Class Description

Learn how to capture the intensity and movement of an epic experience in a single, still photograph with Lucas Gilman in Adventure Photography.

Lucas is one of the most celebrated adventure photographers in the industry. His work is infused with color and energy and in this class he’ll show you how he creates his amazing images. You’ll learn: 


  • How to take powerful adventure and outdoor images
  • The key to selling to commercial clients
  • Gear and equipment essentials
  • Post-processing tips and techniques
Lucas will share the history and process behind some of his most challenging and exciting shoots. He’ll also offer tips on how to prepare for long stretches of intense outdoor shooting and how he keeps his gear bag stocked for adventure.

Let one the industry’s most exciting photographers show you how to inject excitement into your outdoor images in Adventure Photography

Reviews

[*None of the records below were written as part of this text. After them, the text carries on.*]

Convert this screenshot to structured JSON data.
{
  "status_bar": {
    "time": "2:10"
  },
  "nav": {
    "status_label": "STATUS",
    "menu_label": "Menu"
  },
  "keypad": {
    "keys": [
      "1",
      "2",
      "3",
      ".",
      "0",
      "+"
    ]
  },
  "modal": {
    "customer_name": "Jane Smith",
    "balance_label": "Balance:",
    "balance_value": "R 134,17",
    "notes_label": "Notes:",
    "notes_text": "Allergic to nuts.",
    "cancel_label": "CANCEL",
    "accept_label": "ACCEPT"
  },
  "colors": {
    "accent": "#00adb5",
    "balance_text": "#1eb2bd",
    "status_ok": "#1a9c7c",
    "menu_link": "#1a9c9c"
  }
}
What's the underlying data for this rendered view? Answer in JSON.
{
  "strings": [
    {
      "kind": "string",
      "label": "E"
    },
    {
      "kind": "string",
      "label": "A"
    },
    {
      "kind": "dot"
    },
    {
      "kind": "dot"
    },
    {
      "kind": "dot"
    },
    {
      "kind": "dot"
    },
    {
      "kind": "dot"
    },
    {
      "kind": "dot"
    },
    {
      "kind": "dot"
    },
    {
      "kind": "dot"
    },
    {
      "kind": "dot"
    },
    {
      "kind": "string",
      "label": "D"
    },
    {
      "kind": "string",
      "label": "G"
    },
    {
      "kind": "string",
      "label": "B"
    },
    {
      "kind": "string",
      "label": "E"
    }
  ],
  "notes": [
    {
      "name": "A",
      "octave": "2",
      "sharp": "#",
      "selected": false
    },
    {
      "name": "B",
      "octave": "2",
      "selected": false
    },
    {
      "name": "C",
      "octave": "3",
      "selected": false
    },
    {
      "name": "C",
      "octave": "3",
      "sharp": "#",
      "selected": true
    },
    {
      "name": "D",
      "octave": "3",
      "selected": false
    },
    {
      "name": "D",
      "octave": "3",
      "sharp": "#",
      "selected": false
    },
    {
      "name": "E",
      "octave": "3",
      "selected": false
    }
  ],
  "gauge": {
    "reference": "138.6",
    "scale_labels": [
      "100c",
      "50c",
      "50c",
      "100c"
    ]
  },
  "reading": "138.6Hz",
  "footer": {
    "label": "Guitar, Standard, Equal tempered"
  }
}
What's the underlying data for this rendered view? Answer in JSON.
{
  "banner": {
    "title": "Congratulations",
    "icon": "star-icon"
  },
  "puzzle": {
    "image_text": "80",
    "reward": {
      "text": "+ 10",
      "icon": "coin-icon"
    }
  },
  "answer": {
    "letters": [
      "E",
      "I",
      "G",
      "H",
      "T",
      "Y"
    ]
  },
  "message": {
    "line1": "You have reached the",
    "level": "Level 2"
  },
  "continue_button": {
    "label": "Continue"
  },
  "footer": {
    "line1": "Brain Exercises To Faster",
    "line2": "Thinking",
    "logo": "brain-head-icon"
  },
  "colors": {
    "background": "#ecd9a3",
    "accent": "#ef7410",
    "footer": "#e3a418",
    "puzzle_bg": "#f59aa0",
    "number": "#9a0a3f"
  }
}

MrRyanMonroe
 

Lucas is an amazing photographer. I love how he keeps it simple with the way he explains and shows things. This class is perfect for anyone with a camera, as you can take his teachings and apply it to not only adventure photography but to any style.